▶ [What the exercise asks]: Reproduce the complete set of records exactly. No picture is to appear in the copy.
= Beginning of Section =
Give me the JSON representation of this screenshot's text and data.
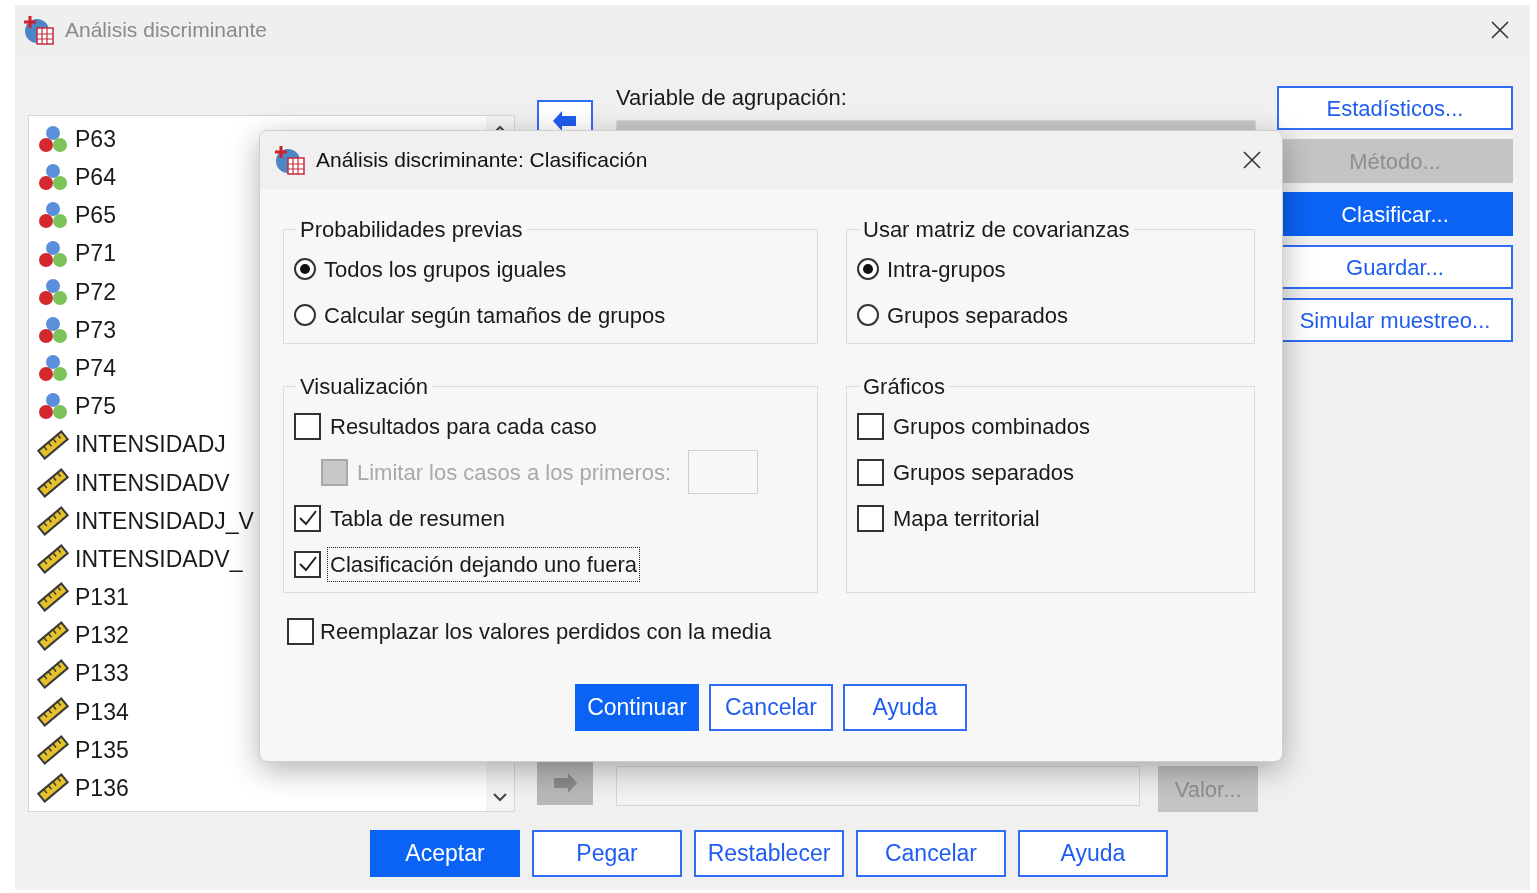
{
  "window": {
    "title": "Análisis discriminante"
  },
  "variables": [
    {
      "name": "P63",
      "kind": "nominal"
    },
    {
      "name": "P64",
      "kind": "nominal"
    },
    {
      "name": "P65",
      "kind": "nominal"
    },
    {
      "name": "P71",
      "kind": "nominal"
    },
    {
      "name": "P72",
      "kind": "nominal"
    },
    {
      "name": "P73",
      "kind": "nominal"
    },
    {
      "name": "P74",
      "kind": "nominal"
    },
    {
      "name": "P75",
      "kind": "nominal"
    },
    {
      "name": "INTENSIDADJ",
      "kind": "scale"
    },
    {
      "name": "INTENSIDADV",
      "kind": "scale"
    },
    {
      "name": "INTENSIDADJ_V",
      "kind": "scale"
    },
    {
      "name": "INTENSIDADV_",
      "kind": "scale"
    },
    {
      "name": "P131",
      "kind": "scale"
    },
    {
      "name": "P132",
      "kind": "scale"
    },
    {
      "name": "P133",
      "kind": "scale"
    },
    {
      "name": "P134",
      "kind": "scale"
    },
    {
      "name": "P135",
      "kind": "scale"
    },
    {
      "name": "P136",
      "kind": "scale"
    }
  ],
  "move_buttons": [
    {
      "disabled": false
    },
    {
      "disabled": true
    }
  ],
  "grouping": {
    "label": "Variable de agrupación:"
  },
  "range_button": {
    "label": "Valor...",
    "kind": "disabled"
  },
  "side_buttons": [
    {
      "label": "Estadísticos...",
      "kind": "normal"
    },
    {
      "label": "Método...",
      "kind": "disabled"
    },
    {
      "label": "Clasificar...",
      "kind": "primary"
    },
    {
      "label": "Guardar...",
      "kind": "normal"
    },
    {
      "label": "Simular muestreo...",
      "kind": "normal"
    }
  ],
  "footer_buttons": [
    {
      "label": "Aceptar",
      "kind": "primary"
    },
    {
      "label": "Pegar",
      "kind": "normal"
    },
    {
      "label": "Restablecer",
      "kind": "normal"
    },
    {
      "label": "Cancelar",
      "kind": "normal"
    },
    {
      "label": "Ayuda",
      "kind": "normal"
    }
  ],
  "dialog": {
    "title": "Análisis discriminante: Clasificación",
    "prior": {
      "legend": "Probabilidades previas",
      "options": [
        {
          "label": "Todos los grupos iguales",
          "selected": true
        },
        {
          "label": "Calcular según tamaños de grupos",
          "selected": false
        }
      ]
    },
    "covariance": {
      "legend": "Usar matriz de covarianzas",
      "options": [
        {
          "label": "Intra-grupos",
          "selected": true
        },
        {
          "label": "Grupos separados",
          "selected": false
        }
      ]
    },
    "display": {
      "legend": "Visualización",
      "items": [
        {
          "kind": "checkbox",
          "label": "Resultados para cada caso",
          "checked": false,
          "disabled": false,
          "focused": false
        },
        {
          "kind": "limit",
          "label": "Limitar los casos a los primeros:",
          "checked": false,
          "disabled": true,
          "focused": false
        },
        {
          "kind": "checkbox",
          "label": "Tabla de resumen",
          "checked": true,
          "disabled": false,
          "focused": false
        },
        {
          "kind": "checkbox",
          "label": "Clasificación dejando uno fuera",
          "checked": true,
          "disabled": false,
          "focused": true
        }
      ]
    },
    "plots": {
      "legend": "Gráficos",
      "items": [
        {
          "kind": "checkbox",
          "label": "Grupos combinados",
          "checked": false,
          "disabled": false,
          "focused": false
        },
        {
          "kind": "checkbox",
          "label": "Grupos separados",
          "checked": false,
          "disabled": false,
          "focused": false
        },
        {
          "kind": "checkbox",
          "label": "Mapa territorial",
          "checked": false,
          "disabled": false,
          "focused": false
        }
      ]
    },
    "replace_missing": {
      "label": "Reemplazar los valores perdidos con la media",
      "checked": false
    },
    "buttons": [
      {
        "label": "Continuar",
        "kind": "primary"
      },
      {
        "label": "Cancelar",
        "kind": "normal"
      },
      {
        "label": "Ayuda",
        "kind": "normal"
      }
    ]
  }
}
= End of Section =
▶ [Solution for this task]:
Give me the JSON representation of this screenshot's text and data.
{
  "window": {
    "title": "Análisis discriminante"
  },
  "variables": [
    {
      "name": "P63",
      "kind": "nominal"
    },
    {
      "name": "P64",
      "kind": "nominal"
    },
    {
      "name": "P65",
      "kind": "nominal"
    },
    {
      "name": "P71",
      "kind": "nominal"
    },
    {
      "name": "P72",
      "kind": "nominal"
    },
    {
      "name": "P73",
      "kind": "nominal"
    },
    {
      "name": "P74",
      "kind": "nominal"
    },
    {
      "name": "P75",
      "kind": "nominal"
    },
    {
      "name": "INTENSIDADJ",
      "kind": "scale"
    },
    {
      "name": "INTENSIDADV",
      "kind": "scale"
    },
    {
      "name": "INTENSIDADJ_V",
      "kind": "scale"
    },
    {
      "name": "INTENSIDADV_",
      "kind": "scale"
    },
    {
      "name": "P131",
      "kind": "scale"
    },
    {
      "name": "P132",
      "kind": "scale"
    },
    {
      "name": "P133",
      "kind": "scale"
    },
    {
      "name": "P134",
      "kind": "scale"
    },
    {
      "name": "P135",
      "kind": "scale"
    },
    {
      "name": "P136",
      "kind": "scale"
    }
  ],
  "move_buttons": [
    {
      "disabled": false
    },
    {
      "disabled": true
    }
  ],
  "grouping": {
    "label": "Variable de agrupación:"
  },
  "range_button": {
    "label": "Valor...",
    "kind": "disabled"
  },
  "side_buttons": [
    {
      "label": "Estadísticos...",
      "kind": "normal"
    },
    {
      "label": "Método...",
      "kind": "disabled"
    },
    {
      "label": "Clasificar...",
      "kind": "primary"
    },
    {
      "label": "Guardar...",
      "kind": "normal"
    },
    {
      "label": "Simular muestreo...",
      "kind": "normal"
    }
  ],
  "footer_buttons": [
    {
      "label": "Aceptar",
      "kind": "primary"
    },
    {
      "label": "Pegar",
      "kind": "normal"
    },
    {
      "label": "Restablecer",
      "kind": "normal"
    },
    {
      "label": "Cancelar",
      "kind": "normal"
    },
    {
      "label": "Ayuda",
      "kind": "normal"
    }
  ],
  "dialog": {
    "title": "Análisis discriminante: Clasificación",
    "prior": {
      "legend": "Probabilidades previas",
      "options": [
        {
          "label": "Todos los grupos iguales",
          "selected": true
        },
        {
          "label": "Calcular según tamaños de grupos",
          "selected": false
        }
      ]
    },
    "covariance": {
      "legend": "Usar matriz de covarianzas",
      "options": [
        {
          "label": "Intra-grupos",
          "selected": true
        },
        {
          "label": "Grupos separados",
          "selected": false
        }
      ]
    },
    "display": {
      "legend": "Visualización",
      "items": [
        {
          "kind": "checkbox",
          "label": "Resultados para cada caso",
          "checked": false,
          "disabled": false,
          "focused": false
        },
        {
          "kind": "limit",
          "label": "Limitar los casos a los primeros:",
          "checked": false,
          "disabled": true,
          "focused": false
        },
        {
          "kind": "checkbox",
          "label": "Tabla de resumen",
          "checked": true,
          "disabled": false,
          "focused": false
        },
        {
          "kind": "checkbox",
          "label": "Clasificación dejando uno fuera",
          "checked": true,
          "disabled": false,
          "focused": true
        }
      ]
    },
    "plots": {
      "legend": "Gráficos",
      "items": [
        {
          "kind": "checkbox",
          "label": "Grupos combinados",
          "checked": false,
          "disabled": false,
          "focused": false
        },
        {
          "kind": "checkbox",
          "label": "Grupos separados",
          "checked": false,
          "disabled": false,
          "focused": false
        },
        {
          "kind": "checkbox",
          "label": "Mapa territorial",
          "checked": false,
          "disabled": false,
          "focused": false
        }
      ]
    },
    "replace_missing": {
      "label": "Reemplazar los valores perdidos con la media",
      "checked": false
    },
    "buttons": [
      {
        "label": "Continuar",
        "kind": "primary"
      },
      {
        "label": "Cancelar",
        "kind": "normal"
      },
      {
        "label": "Ayuda",
        "kind": "normal"
      }
    ]
  }
}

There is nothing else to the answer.